Focus 4000---The 4000 at first was a copy of "The Pacer" with 3 pickguard mounted singles, 1 vol, 1 tone and 5 way switch and Classic headstock shape. A year later, the 4000 became the import answer to the Randy Rhodes version of the Vanguard. It had a Floyd, 2 hums, 3 way, 1 vol, 1 tone and a strange shaped headstock-kind of a cross between a pointy and a classic head. These 4000s along with the 5000s were the only guitars seen with seen with these weird head shapes. The head changed again to the pointy variety later on. The 4000 was believed to be dropped after a couple years when the USA Vanguard was discontinued.
Focus 5000---The 5000 was the Japanese version of the 85 Voyager. These guitars also came out in 1985 and had 3 hums, 3 on/off switches and a single volume and a Floyd, of course. The 5000, like the 4000 was dropped after a few years.
Focus 6000---The Focus 6000 was the equivalent to the Pacer Custom I at the time with a Jackson like slantH-SS config. body with extended horns and squared off body with no pickguard and a floyd Rose. It was introduced in 1986. Controls were 1 vol and 3 on/off switches-one for each pickup. It featured the non-tilt head with a headstock like the pointy variety with a rounded nose then was changed later to a more pointed version. Pickups were S. Duncans. In 1988, like the other remaining Focuses, it gained a neck through design then was switched back to a bolt-on a year later and aquired a coil tap switch. The 6000 was the only Focus available with a reverse head option.

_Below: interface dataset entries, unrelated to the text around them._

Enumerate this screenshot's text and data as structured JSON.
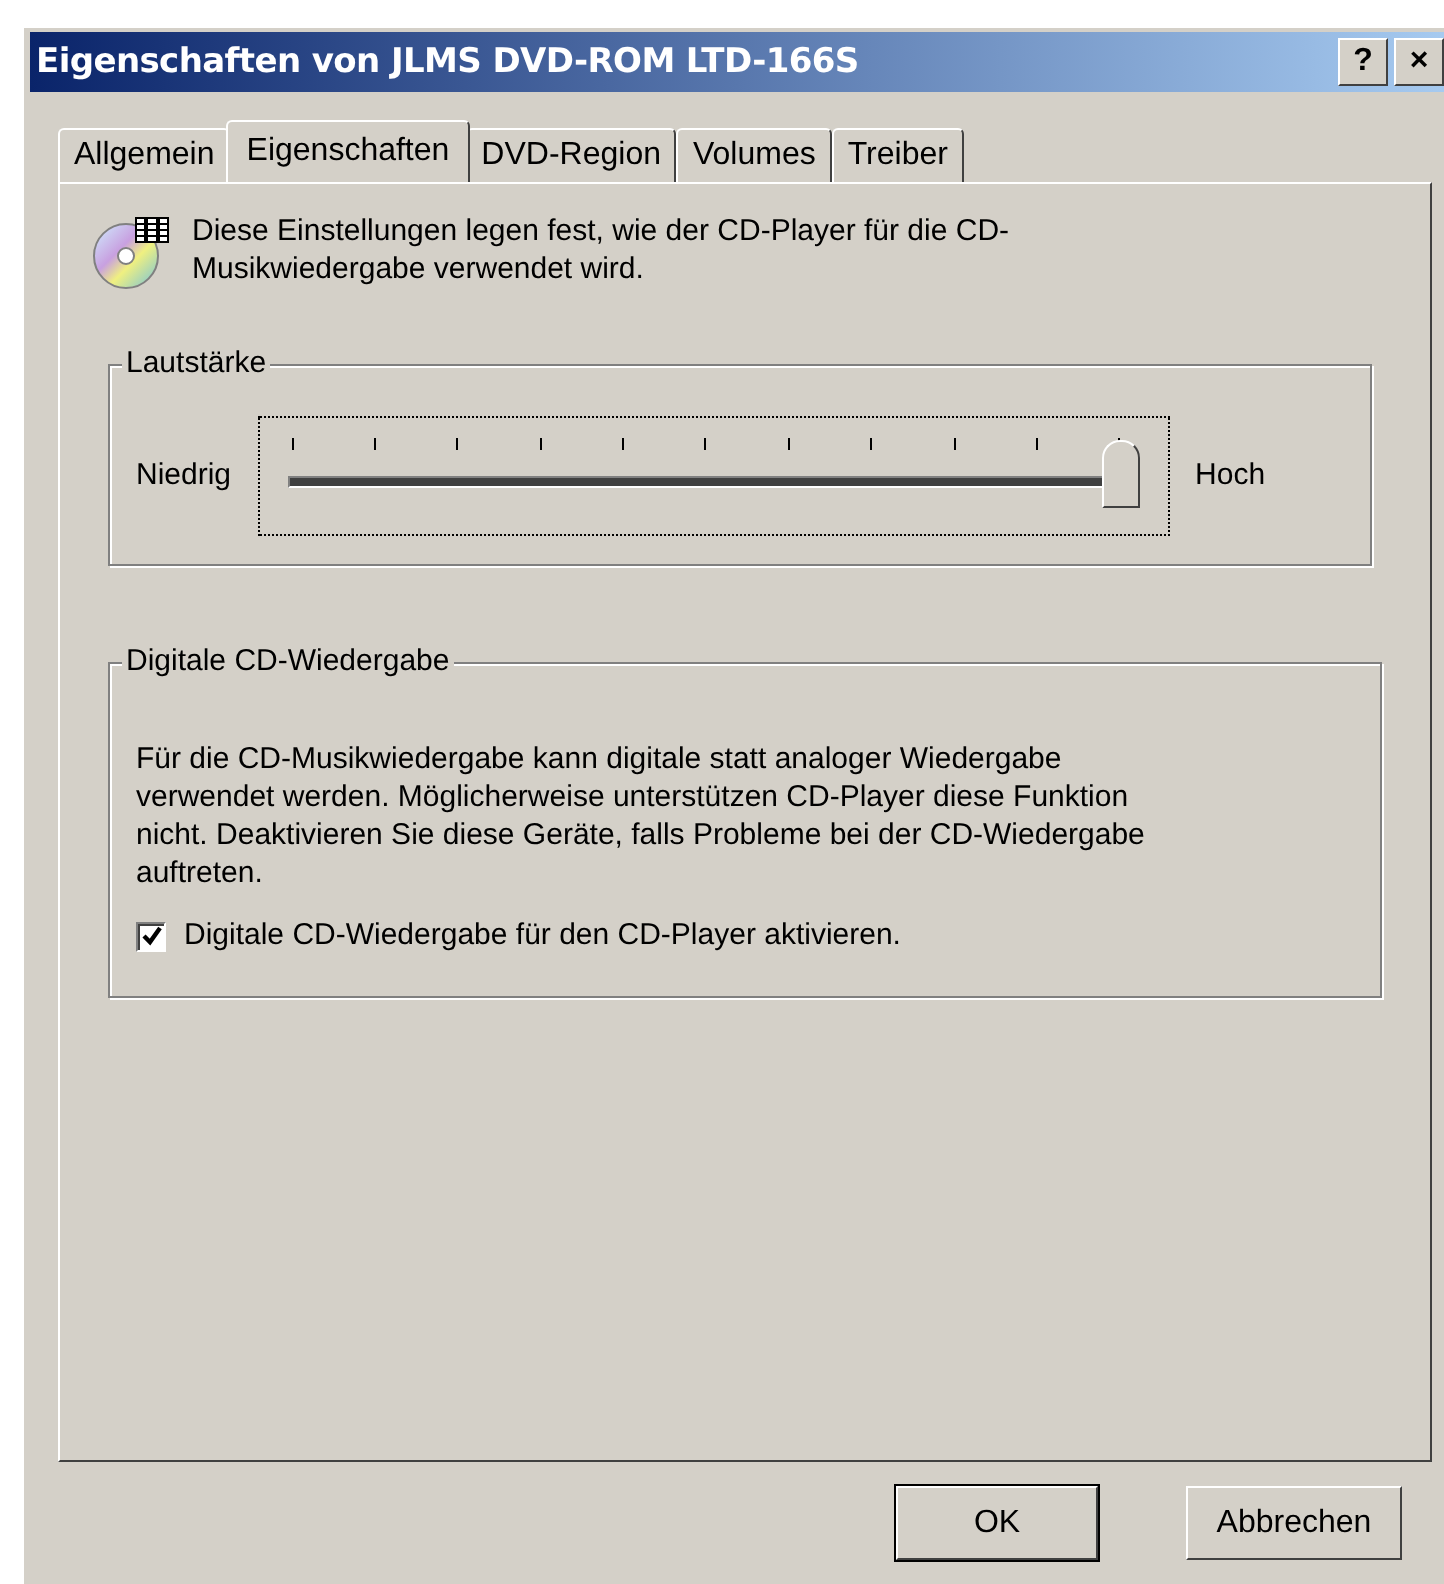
{
  "window": {
    "title": "Eigenschaften von JLMS DVD-ROM LTD-166S",
    "title_buttons": [
      "?",
      "×"
    ]
  },
  "tabs": [
    {
      "label": "Allgemein",
      "selected": false
    },
    {
      "label": "Eigenschaften",
      "selected": true
    },
    {
      "label": "DVD-Region",
      "selected": false
    },
    {
      "label": "Volumes",
      "selected": false
    },
    {
      "label": "Treiber",
      "selected": false
    }
  ],
  "intro": "Diese Einstellungen legen fest, wie der CD-Player für die CD-Musikwiedergabe verwendet wird.",
  "volume": {
    "title": "Lautstärke",
    "low_label": "Niedrig",
    "high_label": "Hoch",
    "level": 1.0
  },
  "digital": {
    "title": "Digitale CD-Wiedergabe",
    "description": "Für die CD-Musikwiedergabe kann digitale statt analoger Wiedergabe verwendet werden. Möglicherweise unterstützen CD-Player diese Funktion nicht. Deaktivieren Sie diese Geräte, falls Probleme bei der CD-Wiedergabe auftreten.",
    "checkbox": {
      "label": "Digitale CD-Wiedergabe für den CD-Player aktivieren.",
      "checked": true
    }
  },
  "buttons": [
    {
      "label": "OK",
      "default": true
    },
    {
      "label": "Abbrechen",
      "default": false
    }
  ]
}
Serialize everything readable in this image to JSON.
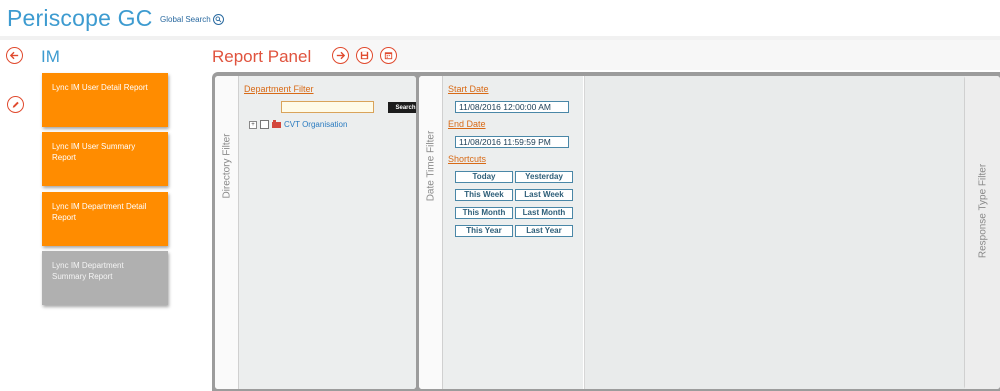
{
  "header": {
    "app_title": "Periscope GC",
    "global_search": "Global Search"
  },
  "module": {
    "title": "IM"
  },
  "reports": [
    {
      "label": "Lync IM User Detail Report",
      "active": true
    },
    {
      "label": "Lync IM User Summary Report",
      "active": true
    },
    {
      "label": "Lync IM Department Detail Report",
      "active": true
    },
    {
      "label": "Lync IM Department Summary Report",
      "active": false
    }
  ],
  "panel": {
    "title": "Report Panel",
    "directory_filter": {
      "tab_label": "Directory Filter",
      "dept_filter_label": "Department Filter",
      "search_value": "",
      "search_button": "Search",
      "tree_item": "CVT Organisation"
    },
    "date_filter": {
      "tab_label": "Date Time Filter",
      "start_label": "Start Date",
      "start_value": "11/08/2016 12:00:00 AM",
      "end_label": "End Date",
      "end_value": "11/08/2016 11:59:59 PM",
      "shortcuts_label": "Shortcuts",
      "shortcuts": [
        "Today",
        "Yesterday",
        "This Week",
        "Last Week",
        "This Month",
        "Last Month",
        "This Year",
        "Last Year"
      ]
    },
    "response_filter": {
      "tab_label": "Response Type Filter"
    }
  },
  "colors": {
    "accent_blue": "#3d9bd0",
    "accent_orange": "#ff8c00",
    "accent_red": "#e04a2e",
    "inactive_gray": "#b0b0b0"
  }
}
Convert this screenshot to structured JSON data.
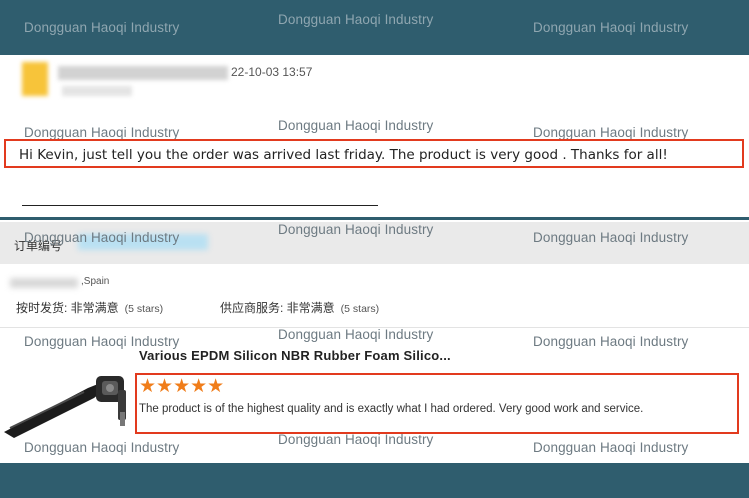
{
  "watermark": "Dongguan Haoqi Industry",
  "message": {
    "date": "22-10-03 13:57",
    "text": "Hi Kevin, just tell you the order was arrived last friday. The product is very good . Thanks for all!"
  },
  "order": {
    "label": "订单编号",
    "location": ",Spain",
    "delivery_label": "按时发货: 非常满意",
    "delivery_stars": "(5 stars)",
    "service_label": "供应商服务: 非常满意",
    "service_stars": "(5 stars)"
  },
  "product": {
    "title": "Various EPDM Silicon NBR Rubber Foam Silico...",
    "stars": "★★★★★",
    "rating": 5,
    "review": "The product is of the highest quality and is exactly what I had ordered. Very good work and service."
  },
  "colors": {
    "band": "#2f5d6e",
    "highlight": "#e23a1e",
    "star": "#f07d1a"
  }
}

7000--- The 7000 was the Focus Bass and lasted only around a year. It
was a Fender "P" double cutaway looking body with P&J
pickups, 2 vols, 1 tone, 3 way switch, and 3 way select. It had a maple
fretboard and a Fender
Focus Classic I, II and III
I---The Classic I took over where the early Focus 4000 left off. It
had 3 singles on a pickguard with a Strat shaped body. It also sported
the Classic style head and a Floyd Rose.
Color options for the Focus line were candy red, blue, white, creme, black, blue stain, champagne, red stain, flip flop blue, flip flop red, flip flop white, sonic blue, flourescent pink and yellow and violet. Lefty options were also available.
The Focus lines remained until the end of 1989.